#### [DATA SECTION]
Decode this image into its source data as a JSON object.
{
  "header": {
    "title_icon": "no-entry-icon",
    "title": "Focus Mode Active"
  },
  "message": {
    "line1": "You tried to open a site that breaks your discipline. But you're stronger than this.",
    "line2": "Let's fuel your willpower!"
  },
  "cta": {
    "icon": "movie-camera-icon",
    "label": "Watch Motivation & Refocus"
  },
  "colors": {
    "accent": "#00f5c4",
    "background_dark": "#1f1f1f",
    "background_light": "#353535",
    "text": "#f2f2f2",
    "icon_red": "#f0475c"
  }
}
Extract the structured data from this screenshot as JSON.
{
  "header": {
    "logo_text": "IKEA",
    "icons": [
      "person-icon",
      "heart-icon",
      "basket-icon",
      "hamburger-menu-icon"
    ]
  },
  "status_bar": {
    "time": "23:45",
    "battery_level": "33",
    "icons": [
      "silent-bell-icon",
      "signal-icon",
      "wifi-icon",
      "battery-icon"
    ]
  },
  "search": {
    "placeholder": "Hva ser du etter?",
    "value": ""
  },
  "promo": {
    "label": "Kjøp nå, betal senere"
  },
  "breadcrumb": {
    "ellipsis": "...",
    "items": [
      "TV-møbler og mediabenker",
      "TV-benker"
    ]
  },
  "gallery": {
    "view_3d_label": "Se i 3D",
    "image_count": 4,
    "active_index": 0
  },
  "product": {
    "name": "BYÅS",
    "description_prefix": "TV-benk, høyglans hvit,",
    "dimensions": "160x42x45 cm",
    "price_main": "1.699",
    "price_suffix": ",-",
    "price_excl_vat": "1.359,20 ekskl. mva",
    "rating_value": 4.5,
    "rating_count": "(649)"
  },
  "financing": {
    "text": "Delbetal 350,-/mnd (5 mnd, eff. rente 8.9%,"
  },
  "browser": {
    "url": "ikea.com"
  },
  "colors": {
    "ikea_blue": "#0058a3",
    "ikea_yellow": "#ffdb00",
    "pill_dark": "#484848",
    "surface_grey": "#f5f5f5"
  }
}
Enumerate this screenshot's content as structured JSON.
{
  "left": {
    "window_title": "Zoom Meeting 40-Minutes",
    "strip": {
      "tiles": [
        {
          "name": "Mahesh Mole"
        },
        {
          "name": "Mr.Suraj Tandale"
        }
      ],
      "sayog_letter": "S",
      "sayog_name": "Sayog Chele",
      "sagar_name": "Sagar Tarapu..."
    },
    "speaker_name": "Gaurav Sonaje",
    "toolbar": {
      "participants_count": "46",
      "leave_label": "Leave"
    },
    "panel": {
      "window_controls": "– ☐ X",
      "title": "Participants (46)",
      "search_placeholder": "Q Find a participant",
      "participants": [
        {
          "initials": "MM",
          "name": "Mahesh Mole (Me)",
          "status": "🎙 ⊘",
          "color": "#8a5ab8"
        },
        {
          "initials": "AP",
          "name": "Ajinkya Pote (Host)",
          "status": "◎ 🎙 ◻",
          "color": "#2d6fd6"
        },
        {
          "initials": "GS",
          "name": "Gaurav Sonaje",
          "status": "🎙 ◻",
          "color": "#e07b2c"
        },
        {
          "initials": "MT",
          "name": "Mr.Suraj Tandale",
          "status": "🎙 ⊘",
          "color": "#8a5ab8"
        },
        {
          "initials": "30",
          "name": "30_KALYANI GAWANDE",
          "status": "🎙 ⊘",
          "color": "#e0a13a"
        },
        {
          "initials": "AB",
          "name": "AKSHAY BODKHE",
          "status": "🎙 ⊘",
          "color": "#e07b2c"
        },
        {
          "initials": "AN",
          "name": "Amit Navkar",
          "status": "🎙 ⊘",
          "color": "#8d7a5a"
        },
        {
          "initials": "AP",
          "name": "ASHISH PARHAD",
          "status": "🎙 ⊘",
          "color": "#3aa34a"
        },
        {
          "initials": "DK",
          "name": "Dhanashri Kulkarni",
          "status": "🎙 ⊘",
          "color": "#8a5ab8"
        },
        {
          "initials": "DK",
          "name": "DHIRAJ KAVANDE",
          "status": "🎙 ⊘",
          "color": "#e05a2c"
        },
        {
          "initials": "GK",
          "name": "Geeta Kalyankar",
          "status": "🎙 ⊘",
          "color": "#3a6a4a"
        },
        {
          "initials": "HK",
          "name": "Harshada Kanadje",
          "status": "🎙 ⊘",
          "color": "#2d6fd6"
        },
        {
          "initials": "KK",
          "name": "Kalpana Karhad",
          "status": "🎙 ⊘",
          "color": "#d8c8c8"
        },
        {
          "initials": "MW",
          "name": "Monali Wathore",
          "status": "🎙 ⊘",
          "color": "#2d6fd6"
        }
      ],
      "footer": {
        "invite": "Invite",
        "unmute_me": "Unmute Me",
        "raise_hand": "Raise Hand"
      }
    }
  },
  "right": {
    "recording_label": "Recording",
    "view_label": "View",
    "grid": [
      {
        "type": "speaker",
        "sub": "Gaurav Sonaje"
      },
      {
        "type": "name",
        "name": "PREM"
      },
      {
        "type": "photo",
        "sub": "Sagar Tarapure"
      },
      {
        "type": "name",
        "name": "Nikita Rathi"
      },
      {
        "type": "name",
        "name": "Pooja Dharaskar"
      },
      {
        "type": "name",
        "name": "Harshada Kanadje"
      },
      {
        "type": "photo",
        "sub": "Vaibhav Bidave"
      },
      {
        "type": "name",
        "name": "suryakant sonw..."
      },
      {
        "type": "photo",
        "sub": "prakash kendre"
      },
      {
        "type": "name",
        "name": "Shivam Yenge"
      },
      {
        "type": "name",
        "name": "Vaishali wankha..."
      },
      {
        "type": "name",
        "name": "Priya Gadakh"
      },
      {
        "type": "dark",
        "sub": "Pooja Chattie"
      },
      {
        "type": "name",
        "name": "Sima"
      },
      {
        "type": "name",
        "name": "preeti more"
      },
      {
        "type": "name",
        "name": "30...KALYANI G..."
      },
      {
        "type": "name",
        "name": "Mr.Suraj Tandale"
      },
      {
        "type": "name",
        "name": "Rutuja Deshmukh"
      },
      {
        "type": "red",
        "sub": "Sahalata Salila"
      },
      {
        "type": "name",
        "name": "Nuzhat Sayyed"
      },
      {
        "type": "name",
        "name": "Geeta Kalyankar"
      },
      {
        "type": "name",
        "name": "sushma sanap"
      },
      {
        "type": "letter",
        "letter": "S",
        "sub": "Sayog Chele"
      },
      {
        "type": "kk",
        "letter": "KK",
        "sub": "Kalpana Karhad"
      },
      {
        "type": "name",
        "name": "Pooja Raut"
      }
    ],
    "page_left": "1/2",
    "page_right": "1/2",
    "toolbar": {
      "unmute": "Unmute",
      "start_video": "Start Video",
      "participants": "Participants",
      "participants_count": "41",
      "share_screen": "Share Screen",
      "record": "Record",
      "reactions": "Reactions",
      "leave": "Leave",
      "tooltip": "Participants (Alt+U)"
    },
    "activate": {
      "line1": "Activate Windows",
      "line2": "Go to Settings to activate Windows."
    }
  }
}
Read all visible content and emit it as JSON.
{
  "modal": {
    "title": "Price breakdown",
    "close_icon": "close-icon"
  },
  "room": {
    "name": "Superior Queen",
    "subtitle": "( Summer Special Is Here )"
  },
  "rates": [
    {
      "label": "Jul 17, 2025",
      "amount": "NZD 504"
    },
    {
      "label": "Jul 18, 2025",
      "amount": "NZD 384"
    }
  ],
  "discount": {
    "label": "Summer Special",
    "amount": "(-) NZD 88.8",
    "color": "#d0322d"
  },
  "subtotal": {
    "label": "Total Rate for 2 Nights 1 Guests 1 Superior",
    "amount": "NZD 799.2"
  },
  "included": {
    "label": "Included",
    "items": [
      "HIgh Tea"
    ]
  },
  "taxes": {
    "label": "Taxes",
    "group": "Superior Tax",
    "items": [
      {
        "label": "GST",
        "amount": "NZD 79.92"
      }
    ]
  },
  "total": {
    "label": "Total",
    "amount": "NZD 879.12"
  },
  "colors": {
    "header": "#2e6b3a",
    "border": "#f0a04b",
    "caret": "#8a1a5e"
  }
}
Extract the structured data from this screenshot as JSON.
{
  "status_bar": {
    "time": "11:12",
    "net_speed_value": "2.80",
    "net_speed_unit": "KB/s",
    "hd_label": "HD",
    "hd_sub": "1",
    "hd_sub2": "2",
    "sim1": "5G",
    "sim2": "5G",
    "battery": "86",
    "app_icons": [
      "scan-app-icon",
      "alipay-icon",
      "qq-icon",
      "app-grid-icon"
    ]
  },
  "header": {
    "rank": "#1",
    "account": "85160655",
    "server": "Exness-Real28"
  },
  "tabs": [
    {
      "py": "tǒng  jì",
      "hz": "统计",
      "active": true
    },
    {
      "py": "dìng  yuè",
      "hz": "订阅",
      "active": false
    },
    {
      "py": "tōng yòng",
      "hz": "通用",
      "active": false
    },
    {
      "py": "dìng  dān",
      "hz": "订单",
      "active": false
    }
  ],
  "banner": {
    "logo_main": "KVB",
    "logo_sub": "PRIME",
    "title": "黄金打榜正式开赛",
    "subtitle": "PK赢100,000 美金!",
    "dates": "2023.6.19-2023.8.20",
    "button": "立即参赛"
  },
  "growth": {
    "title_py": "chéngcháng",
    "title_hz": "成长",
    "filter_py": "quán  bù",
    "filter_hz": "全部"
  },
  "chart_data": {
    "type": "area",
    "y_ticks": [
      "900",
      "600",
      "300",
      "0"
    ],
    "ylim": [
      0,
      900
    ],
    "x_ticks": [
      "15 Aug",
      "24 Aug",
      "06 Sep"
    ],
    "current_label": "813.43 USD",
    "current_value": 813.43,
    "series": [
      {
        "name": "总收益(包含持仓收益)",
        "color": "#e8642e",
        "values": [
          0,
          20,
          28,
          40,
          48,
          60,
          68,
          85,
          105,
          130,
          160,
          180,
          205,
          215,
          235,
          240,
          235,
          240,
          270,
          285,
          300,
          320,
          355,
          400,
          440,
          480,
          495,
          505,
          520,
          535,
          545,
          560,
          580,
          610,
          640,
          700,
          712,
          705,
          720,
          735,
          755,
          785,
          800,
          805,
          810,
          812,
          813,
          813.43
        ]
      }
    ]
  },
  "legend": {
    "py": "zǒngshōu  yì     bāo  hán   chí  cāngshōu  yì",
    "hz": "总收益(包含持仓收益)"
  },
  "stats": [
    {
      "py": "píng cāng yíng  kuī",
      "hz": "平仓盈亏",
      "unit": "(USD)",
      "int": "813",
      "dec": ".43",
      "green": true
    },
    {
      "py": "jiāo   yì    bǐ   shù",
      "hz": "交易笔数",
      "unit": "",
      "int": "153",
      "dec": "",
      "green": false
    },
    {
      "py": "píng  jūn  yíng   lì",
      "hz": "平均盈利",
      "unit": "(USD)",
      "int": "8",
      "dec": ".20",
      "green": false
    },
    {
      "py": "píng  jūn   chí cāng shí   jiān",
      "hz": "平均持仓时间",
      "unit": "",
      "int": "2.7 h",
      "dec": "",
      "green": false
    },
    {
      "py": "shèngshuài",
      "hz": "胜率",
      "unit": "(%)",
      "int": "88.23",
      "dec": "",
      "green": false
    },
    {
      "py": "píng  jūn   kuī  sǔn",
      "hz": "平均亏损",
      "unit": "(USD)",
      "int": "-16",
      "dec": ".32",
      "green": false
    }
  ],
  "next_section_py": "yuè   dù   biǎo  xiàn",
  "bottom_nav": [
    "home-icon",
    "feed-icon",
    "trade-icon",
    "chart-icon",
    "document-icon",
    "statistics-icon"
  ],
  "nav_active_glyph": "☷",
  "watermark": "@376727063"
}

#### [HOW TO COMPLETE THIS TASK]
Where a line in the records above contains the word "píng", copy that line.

#### [RESULT FOR THIS TASK]
      "py": "píng cāng yíng  kuī",
      "py": "píng  jūn  yíng   lì",
      "py": "píng  jūn   chí cāng shí   jiān",
      "py": "píng  jūn   kuī  sǔn",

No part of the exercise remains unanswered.